2. Invest. Discipleship is not a program. It has to flow out of love and genuine friendship. It is an investment of time into others. Paul told the Thessalonians: “We were well-pleased to impart to you not only the gospel of God but also our own lives, because you had become very dear to us” (1 Thess. 2:8, NASB).
3. Include. One to disciple others is to get them involved in ministering to others. We need to invite others to go with you as you minister to others. Let them see ministry in action and its results
4. Instruct. Jesus didn’t lecture his disciples; He wove His teaching into the events of daily life—a storm, the death of a friend or an encounter with a needy beggar. His teaching flowed out of His relationship with His companions. Discipleship does not have to happen in a classroom setting. It can happen at a doughnut shop, during a bike ride or in a car. Teaching moments can flow naturally when you are spending time with those you are mentoring.
5. Intercede. Paul told Timothy that he constantly remembered him in his prayers “night and day” (2 Tim. 1:3). The most effective discipleship occurs when the discipler invests time in prayer for those he or she is mentoring.
I realize that the emphasis of the book is relational discipleship through small groups, but I believe that the above principles can apply to small groups as well as individual mentoring/discipleship.
As I read Chapter 11 “A New Scorecard for Success”, I couldn’t help but think of a football analogy. It is OU/Texas weekend after all!
When a football coach decides to change his offensive strategy from a running team to a passing team, he makes that decision because he believes the change will ultimately improve their results. But that decision is never made lightly or without lots of preparation. The coach has to make sure he has the right players who can execute the new strategy, he has to clearly outline the reasons for the change and the desired results. And then, there is intense training and preparation for months. That’s why teams make these types of strategic shifts in the Spring so they have time to train and prepare. No one would expect a football team to be successful if they decided to shift from running to passing the week before the season started.

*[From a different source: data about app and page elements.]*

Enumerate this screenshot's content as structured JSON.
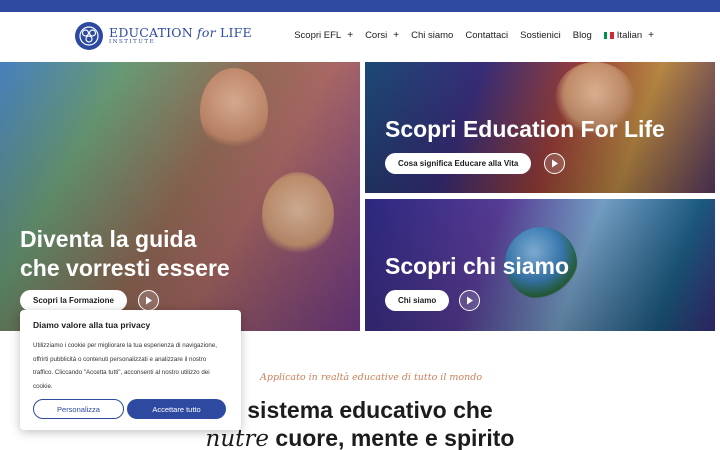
{
  "brand": {
    "name_prefix": "EDUCATION",
    "name_italic": "for",
    "name_suffix": "LIFE",
    "subtitle": "INSTITUTE",
    "color": "#2d4aa0"
  },
  "nav": {
    "items": [
      {
        "label": "Scopri EFL",
        "has_submenu": true
      },
      {
        "label": "Corsi",
        "has_submenu": true
      },
      {
        "label": "Chi siamo",
        "has_submenu": false
      },
      {
        "label": "Contattaci",
        "has_submenu": false
      },
      {
        "label": "Sostienici",
        "has_submenu": false
      },
      {
        "label": "Blog",
        "has_submenu": false
      }
    ],
    "language": {
      "label": "Italian",
      "flag_icon": "italian-flag-icon"
    },
    "plus_symbol": "+"
  },
  "hero": {
    "left": {
      "title_line1": "Diventa la guida",
      "title_line2": "che vorresti essere",
      "button": "Scopri la Formazione",
      "icon": "play-icon"
    },
    "top_right": {
      "title": "Scopri Education For Life",
      "button": "Cosa significa Educare alla Vita",
      "icon": "play-icon"
    },
    "bottom_right": {
      "title": "Scopri chi siamo",
      "button": "Chi siamo",
      "icon": "play-icon"
    }
  },
  "section": {
    "tagline": "Applicato in realtà educative di tutto il mondo",
    "headline_line1": "sistema educativo che",
    "headline_line2_italic": "nutre",
    "headline_line2_rest": "cuore, mente e spirito"
  },
  "cookie_banner": {
    "title": "Diamo valore alla tua privacy",
    "body": "Utilizziamo i cookie per migliorare la tua esperienza di navigazione, offrirti pubblicità o contenuti personalizzati e analizzare il nostro traffico. Cliccando \"Accetta tutti\", acconsenti al nostro utilizzo dei cookie.",
    "customize_button": "Personalizza",
    "accept_button": "Accettare tutto"
  }
}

I think this analogy makes sense as we anticipate a “DiscipleShift” and move to create a new scorecard for success. It won’t be enough to create the new scorecard and to just say we want more small groups as an example. We have to have the discipline to clearly define the objectives and train the small groups and leaders on the new outcomes we will be measuring.
Before we “tackle” a new scorecard, let’s make sure we have a great playbook and some Spring training.
P 142 Dr. Coleman is asked in part, “…how do you love someone you might not like?”
After some examples, he gets around to answering on p 144: “You have to love people until you can like them. The key is looking at people with the eyes of Jesus, because Jesus loves them.”
The example of the great wrestler who was not a great coach (p113) reminds me of tutors. When I was in school, tutors were usually recommended based on how well they had done in that class. And usually they did well by being either a Super Smart Kid or a Hard Working Kid.
The Super Smart Kid could tell me the right answer, but couldn’t show me why, or how to get it, or tricks to remember it. They just knew it.
The Hard Working Kid at one point didn’t understand the subject either, struggled through it, succeeded, and could show me how to find the answer myself.
I found the perhaps technically less smart kids to be waaaaay more helpful as tutors.
Which I think goes back to the authenticity discussions in chapter 5. If we have struggled (like the hard working kids) (and we all have), let’s not pretend we are super smart kids who “just get it,” and look down on those who “just don’t get it.” Let’s let God use the messes we’ve lived through–and some that we’ve made–to help others follow Christ, be changed by Christ, and commit to the mission of Christ (p51).
Mateen has challenged Session to lead with prayer by
1) praying during worship services (rm 2126) and
2) praying in the Renewal Service (3rd Sunday).